“If everyone brings an average of three people per vehicle, that’s around 75,000,” Daniels said. “With the cooperation of the other available lots, we have yet to see any real parking problems thus far.”
Daniels also said that two years have gone into planning the Super Bowl, which will be held in Arlington early next year.
In late November, four months prior to the inauguration of the National Stadium, ICODER announced the Costa Rica-Argentina match and the Shakira concert. The complete program for inauguration week is yet to be announced, and no official parking plans have been made public.
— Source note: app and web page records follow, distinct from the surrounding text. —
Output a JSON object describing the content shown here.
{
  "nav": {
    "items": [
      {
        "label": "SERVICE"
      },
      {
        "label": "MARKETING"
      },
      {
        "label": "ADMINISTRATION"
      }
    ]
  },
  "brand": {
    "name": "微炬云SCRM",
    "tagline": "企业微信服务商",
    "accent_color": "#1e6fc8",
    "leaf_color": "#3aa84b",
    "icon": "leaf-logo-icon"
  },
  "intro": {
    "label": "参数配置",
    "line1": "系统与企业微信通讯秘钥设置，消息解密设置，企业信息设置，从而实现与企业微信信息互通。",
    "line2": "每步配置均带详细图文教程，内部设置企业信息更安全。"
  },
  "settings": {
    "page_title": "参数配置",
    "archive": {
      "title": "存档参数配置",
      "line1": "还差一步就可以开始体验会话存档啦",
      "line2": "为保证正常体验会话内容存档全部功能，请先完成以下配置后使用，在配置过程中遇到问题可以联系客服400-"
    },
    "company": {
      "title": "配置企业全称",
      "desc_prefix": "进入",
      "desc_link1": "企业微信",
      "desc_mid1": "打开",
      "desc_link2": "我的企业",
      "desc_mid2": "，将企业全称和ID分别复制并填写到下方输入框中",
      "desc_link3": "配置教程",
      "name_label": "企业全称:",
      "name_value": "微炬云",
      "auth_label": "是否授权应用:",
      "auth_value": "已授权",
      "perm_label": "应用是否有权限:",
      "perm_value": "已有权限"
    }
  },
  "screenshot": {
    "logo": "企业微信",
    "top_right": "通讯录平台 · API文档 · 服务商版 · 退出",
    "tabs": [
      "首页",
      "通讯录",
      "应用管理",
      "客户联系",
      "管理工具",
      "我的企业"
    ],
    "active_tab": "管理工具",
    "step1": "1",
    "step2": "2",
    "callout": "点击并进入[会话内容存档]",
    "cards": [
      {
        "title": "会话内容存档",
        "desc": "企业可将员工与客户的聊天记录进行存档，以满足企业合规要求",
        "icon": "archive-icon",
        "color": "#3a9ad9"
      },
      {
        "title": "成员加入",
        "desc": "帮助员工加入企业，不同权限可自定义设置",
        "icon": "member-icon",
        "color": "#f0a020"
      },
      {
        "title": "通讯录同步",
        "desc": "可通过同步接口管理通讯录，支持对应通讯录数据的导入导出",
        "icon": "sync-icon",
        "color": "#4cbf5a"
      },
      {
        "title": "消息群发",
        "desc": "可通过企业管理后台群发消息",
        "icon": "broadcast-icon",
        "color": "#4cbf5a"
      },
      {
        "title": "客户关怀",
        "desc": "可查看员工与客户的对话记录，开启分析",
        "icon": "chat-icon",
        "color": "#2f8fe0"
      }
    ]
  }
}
It is unclear whether any even exist.
The Tico Times attempted to contact José Pablo Badilla, an attorney representing Chinese construction company Anhui Foreign Economic Construction, but was unable to speak with him by press time.
On a fence on the north side of the street that flanks the National Stadium, a Coldwell Banker sign advertises property for sale. “Ideal for tower or parking,” the sign says.
In the compact landscape surrounding La Sabana Park, construction of a parking garage could serve as a remedy to the potential transit mess caused by National Stadium events.
“I think the location is ideal for a parking garage,” said José Zúñiga, manager of Coldwell Banker Vesta Group Escazú, which manages the property next to the stadium. “There is enough space on the property to build two levels of underground parking and two levels above ground. It’s a much better option than having to pay someone by the hour to watch your car when you go to an event, like they do at many stadiums in Costa Rica.”
“I think that if there is no plan in place, people will just start parking on the fields of (La Sabana) park,” Zúñiga said.
“They might try to control it at first but, with nowhere to park, there might not be anything that can be done to stop it. If that happens, it could demolish the park. It would be a total catastrophe,” he said.